Consequently, the air is already pre-heated when it enters the system, and energy bills are greatly reduced. The pipe is dug in at a downwards angle so that condensation runs off at the end, preventing mould and humidity and ensuring clean, fresh air for the inhabitants. In summer the warm outside air is drawn through the pipe in the same way and the ground temperature actually cools the air coming into the building. A system of grills and filters at the air intake terminal ensures only healthy air is sucked in.
The higher insulation properties of triple glazed windows allows much less heat to escape, reducing the amount of energy needed for heating or cooling the home. In fact, double glazed windows can lose around twice as much heat as triple glazed. Insulation is incorporated into the frame, and we also ensure windows and doors are completely sealed so air cannot leak through gaps in the frame or openable section.
Triple glazing is very effective at reducing noise transmission as well as solar gain in summer. If necessary a solar reflective coating can be added. This can help lower a building’s energy costs, reducing the need for artificial lighting and air conditioning by letting in most of the natural daylight but only around a quarter of the solar heat. In such well insulated SIP homes it is important not to overheat while allowing unobstructed views of the stunning mountain scenery, especially in chalets with large south-facing windows.

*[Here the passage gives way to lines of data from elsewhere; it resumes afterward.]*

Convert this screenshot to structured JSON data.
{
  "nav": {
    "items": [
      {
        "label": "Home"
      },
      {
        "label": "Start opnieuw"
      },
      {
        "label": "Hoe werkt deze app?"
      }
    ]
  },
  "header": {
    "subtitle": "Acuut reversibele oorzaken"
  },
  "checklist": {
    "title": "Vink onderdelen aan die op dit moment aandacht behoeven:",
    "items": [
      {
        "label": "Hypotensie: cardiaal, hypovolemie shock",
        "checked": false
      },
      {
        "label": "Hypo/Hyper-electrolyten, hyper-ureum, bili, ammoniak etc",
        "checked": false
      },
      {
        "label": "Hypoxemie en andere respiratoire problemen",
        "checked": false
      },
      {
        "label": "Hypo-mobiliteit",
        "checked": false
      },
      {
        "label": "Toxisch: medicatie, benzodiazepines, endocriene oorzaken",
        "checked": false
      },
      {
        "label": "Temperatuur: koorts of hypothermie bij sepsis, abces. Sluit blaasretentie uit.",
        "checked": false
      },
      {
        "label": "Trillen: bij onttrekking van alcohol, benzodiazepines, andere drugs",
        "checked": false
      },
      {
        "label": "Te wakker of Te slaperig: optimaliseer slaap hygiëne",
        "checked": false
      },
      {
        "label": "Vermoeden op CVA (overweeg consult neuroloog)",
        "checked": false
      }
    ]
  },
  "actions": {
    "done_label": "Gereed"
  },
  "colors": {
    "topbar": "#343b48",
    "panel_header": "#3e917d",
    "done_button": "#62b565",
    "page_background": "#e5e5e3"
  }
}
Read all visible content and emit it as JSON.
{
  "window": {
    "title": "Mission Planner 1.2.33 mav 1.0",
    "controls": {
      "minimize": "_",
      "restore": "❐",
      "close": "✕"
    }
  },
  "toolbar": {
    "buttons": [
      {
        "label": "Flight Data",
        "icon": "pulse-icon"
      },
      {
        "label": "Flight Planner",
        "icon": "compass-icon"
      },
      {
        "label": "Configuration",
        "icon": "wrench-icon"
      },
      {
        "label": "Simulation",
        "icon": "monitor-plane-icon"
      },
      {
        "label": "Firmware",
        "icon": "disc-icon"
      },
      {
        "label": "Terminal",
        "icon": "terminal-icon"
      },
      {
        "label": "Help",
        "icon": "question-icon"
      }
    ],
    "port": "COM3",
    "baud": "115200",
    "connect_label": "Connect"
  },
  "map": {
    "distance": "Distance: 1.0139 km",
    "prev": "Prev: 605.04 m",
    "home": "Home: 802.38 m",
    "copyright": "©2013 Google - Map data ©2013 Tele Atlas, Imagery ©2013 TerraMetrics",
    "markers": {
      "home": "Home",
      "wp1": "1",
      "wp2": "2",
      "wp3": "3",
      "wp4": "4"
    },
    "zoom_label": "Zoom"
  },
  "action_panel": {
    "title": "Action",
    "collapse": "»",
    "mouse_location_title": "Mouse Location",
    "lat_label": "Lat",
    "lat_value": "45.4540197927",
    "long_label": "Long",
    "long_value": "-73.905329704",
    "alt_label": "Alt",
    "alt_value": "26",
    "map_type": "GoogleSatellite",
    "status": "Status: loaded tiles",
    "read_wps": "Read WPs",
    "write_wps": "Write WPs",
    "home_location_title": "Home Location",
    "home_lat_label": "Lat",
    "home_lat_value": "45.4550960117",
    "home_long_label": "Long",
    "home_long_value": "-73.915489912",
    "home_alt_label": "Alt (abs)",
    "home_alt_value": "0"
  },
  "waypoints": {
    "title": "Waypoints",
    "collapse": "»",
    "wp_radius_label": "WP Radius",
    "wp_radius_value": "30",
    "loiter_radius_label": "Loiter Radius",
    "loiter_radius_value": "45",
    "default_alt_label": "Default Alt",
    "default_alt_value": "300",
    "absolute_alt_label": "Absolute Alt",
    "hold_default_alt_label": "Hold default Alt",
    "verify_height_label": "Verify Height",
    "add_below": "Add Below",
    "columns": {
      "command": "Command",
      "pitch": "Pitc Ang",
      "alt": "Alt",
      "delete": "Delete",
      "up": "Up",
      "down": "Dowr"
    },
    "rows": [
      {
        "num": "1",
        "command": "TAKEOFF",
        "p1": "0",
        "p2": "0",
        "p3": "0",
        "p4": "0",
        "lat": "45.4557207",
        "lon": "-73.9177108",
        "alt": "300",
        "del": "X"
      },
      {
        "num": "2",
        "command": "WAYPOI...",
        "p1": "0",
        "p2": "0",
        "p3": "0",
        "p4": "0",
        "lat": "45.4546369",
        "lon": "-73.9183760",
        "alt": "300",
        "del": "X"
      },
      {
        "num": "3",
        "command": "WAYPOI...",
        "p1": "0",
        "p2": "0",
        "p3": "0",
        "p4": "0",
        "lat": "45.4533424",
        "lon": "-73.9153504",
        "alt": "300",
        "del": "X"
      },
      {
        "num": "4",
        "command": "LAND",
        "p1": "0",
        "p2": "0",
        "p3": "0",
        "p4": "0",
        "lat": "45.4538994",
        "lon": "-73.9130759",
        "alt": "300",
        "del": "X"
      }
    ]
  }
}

External shutters and blinds over window openings can help insulate buildings in winter whilst ensuring they do not overheat in summer. Electrically operated Venetian blinds are the most versatile solution allowing natural daylight into a room whilst obscuring direct sunshine reducing the need for artificial lighting. They can also be closed completely to provide black-out conditions.
Convert the sun’s energy using either solar collectors to heat water or photovoltaic panels to generate electricity. Electricity generated by panels can be sold back to the national grid or stored within batteries for use at night.
French environmental regulations RE2020 are gradually coming into force, requiring carbon impact assessment and life cycle analysis of new builds. Our properties already surpass government standards and achieve AA ratings for energy and emissions, resulting in significant savings on future household heating bills.
Our mission is to enhance the quality of life for clients by prioritising healthy living conditions. Using an airtight SIP shell allows us to control indoor air quality, using mechanical ventilation and heat recovery systems, and engineer a building that’s healthier to live in.
At ECSUS Design we’re not just about building homes; we’re about building a sustainable future. We are proud to support Montagne Verte, a Haute Savoie non-profit public benefit association working to providing solutions for mountain residents, visitors and businesses alike, to minimise their environmental impact. Funded by members, the association employs a Sustainability Director to work full time on all things climate related.
As a member of Montagne Verte, we are contributing to the important process of turning Morzine and its neighbouring towns into a more sustainable resort, to ensure we can all enjoy the mountains for generations to come. Together we make a collective, and a collective can make a difference.
Assisted and funded by ECSUS Design, the Montagne Verte Green Pages guide to grants (2021) for eco construction and renovation is available to download.